> I've been staying out of this one, but one comment:
> On 9/27/2011 7:30 PM, Eric Rescorla wrote:
>> I don't know what "trust agreements with specific web sites" means.
>> The basic situation here is that browser vendors do not want to ship browsers
>> which can be used as an attack platform. And since the victim is not the user
>> but rather the recipient of the traffic, that's why WebSockets and CORS
>> require that the server (i.e., the recipient of the traffic) confirm its willingness
>> to receive the traffic, as opposed to having the user agree to it. I don't see
>> how any trust mechanism that doesn't involve the recipient can have the
>> right security properties.
> Is there any way we could leverage something similar to CORS to allow
> destinations to specify they're willing to take traffic in some manner
> other than per-connection ICE?

Randell, I have thought about this awhile back and what I come up with is something that has very close to the same messages as ICE. In addition, this new thing would have to be deployed on all the end points - so it would be even hard to get deployed than ICE and I doubt it would end up being any easier - and that just to solve the security problem. You still have to solve the nat  traversal problem and things like transition to v6. So, I'd be happy to talk about ideas on this, but when I drew the "boxes and arrows" diagram for something like CORS for RTP, it did not come out looking any easier than ICE, and in fact it looked awfully close to the "boxes and arrows" for ICE. Give it a try on a napkin and see if you come to the roughly the same conclusion. 

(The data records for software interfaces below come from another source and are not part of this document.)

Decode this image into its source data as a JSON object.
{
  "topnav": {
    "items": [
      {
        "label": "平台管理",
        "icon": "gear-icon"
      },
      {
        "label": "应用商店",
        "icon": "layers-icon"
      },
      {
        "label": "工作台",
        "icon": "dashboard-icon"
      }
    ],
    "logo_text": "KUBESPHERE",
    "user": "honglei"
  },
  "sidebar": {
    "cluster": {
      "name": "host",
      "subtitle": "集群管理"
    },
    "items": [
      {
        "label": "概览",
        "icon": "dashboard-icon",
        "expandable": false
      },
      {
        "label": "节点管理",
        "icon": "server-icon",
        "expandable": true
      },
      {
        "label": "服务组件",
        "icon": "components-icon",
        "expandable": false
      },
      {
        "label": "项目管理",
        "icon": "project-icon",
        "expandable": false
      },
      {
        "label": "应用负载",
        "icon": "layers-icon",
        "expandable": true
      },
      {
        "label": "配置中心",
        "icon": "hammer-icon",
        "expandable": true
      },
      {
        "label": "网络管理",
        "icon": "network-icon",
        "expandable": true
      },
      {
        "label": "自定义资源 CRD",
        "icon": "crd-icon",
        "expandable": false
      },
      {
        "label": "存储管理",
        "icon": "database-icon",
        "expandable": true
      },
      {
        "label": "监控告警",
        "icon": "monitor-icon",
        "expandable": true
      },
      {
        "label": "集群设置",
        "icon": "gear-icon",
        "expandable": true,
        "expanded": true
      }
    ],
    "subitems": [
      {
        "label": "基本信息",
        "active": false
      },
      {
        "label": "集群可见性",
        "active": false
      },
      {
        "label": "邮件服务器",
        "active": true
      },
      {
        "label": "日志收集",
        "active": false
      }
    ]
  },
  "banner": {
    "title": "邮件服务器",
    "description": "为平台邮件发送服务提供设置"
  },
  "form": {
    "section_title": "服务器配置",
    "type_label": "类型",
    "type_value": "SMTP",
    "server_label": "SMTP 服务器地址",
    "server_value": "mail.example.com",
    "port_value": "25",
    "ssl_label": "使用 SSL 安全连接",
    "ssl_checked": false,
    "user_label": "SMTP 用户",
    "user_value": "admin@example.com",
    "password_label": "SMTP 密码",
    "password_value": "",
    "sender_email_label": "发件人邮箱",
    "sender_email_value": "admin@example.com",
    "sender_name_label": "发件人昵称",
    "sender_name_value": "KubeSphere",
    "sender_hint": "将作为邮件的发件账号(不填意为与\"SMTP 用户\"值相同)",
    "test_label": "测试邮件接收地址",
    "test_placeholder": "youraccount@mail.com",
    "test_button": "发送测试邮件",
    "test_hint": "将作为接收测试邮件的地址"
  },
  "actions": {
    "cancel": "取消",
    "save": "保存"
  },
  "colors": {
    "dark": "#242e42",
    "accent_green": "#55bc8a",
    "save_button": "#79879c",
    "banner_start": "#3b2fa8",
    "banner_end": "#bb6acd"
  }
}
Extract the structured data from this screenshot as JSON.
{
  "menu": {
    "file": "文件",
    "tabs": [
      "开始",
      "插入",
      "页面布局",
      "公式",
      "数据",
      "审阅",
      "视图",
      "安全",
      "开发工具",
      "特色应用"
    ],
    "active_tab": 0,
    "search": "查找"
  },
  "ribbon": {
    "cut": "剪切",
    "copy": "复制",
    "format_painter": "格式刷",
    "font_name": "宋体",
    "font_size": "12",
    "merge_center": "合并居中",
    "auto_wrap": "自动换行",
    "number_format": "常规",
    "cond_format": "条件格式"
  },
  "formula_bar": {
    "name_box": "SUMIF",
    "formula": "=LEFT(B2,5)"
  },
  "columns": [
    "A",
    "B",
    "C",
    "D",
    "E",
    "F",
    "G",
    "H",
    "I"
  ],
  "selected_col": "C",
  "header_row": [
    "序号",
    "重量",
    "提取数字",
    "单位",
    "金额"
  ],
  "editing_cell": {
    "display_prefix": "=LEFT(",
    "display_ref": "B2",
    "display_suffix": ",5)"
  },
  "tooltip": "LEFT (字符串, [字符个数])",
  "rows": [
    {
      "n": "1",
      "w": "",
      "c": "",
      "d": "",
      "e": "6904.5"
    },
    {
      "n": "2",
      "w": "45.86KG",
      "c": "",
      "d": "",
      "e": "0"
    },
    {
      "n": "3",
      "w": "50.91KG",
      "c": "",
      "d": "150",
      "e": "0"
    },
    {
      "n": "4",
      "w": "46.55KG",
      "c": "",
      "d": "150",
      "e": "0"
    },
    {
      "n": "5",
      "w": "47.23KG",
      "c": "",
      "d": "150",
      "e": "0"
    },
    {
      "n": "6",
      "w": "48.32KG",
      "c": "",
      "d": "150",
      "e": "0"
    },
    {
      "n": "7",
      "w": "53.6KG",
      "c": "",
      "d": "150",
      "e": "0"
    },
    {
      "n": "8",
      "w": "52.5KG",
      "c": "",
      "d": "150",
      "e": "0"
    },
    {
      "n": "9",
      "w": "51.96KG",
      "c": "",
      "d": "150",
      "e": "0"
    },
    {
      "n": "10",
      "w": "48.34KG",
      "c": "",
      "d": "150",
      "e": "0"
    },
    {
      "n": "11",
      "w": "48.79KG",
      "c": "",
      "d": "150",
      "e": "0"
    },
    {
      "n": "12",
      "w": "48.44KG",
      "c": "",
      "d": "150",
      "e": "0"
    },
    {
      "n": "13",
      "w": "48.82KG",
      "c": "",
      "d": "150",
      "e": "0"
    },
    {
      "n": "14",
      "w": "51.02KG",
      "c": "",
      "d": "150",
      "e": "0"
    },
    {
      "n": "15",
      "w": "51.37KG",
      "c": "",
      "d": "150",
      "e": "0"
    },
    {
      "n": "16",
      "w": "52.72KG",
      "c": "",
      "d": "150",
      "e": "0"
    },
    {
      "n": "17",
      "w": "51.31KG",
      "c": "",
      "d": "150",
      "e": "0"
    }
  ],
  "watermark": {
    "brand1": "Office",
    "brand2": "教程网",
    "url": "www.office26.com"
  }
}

> This could be a lot simpler for PBXes, gateways, and the like to
> implement than ICE/SRTP/etc.
> The general idea would be to try ICE, and if the other side doesn't
> do ICE, check a CORS-equivalent at the same same address on a port
> (the port could be specified in DNS SRV records perhaps, or even an
> alternate address to use to check).  If it says it's willing to
> accept webrtc traffic without verification, great.  (This could be
> additionally secured by requiring the server to mark the app/service
> as known to be acceptable in the CORS data.)
> -- 
> Randell Jesup
> _______________________________________________
> rtcweb mailing list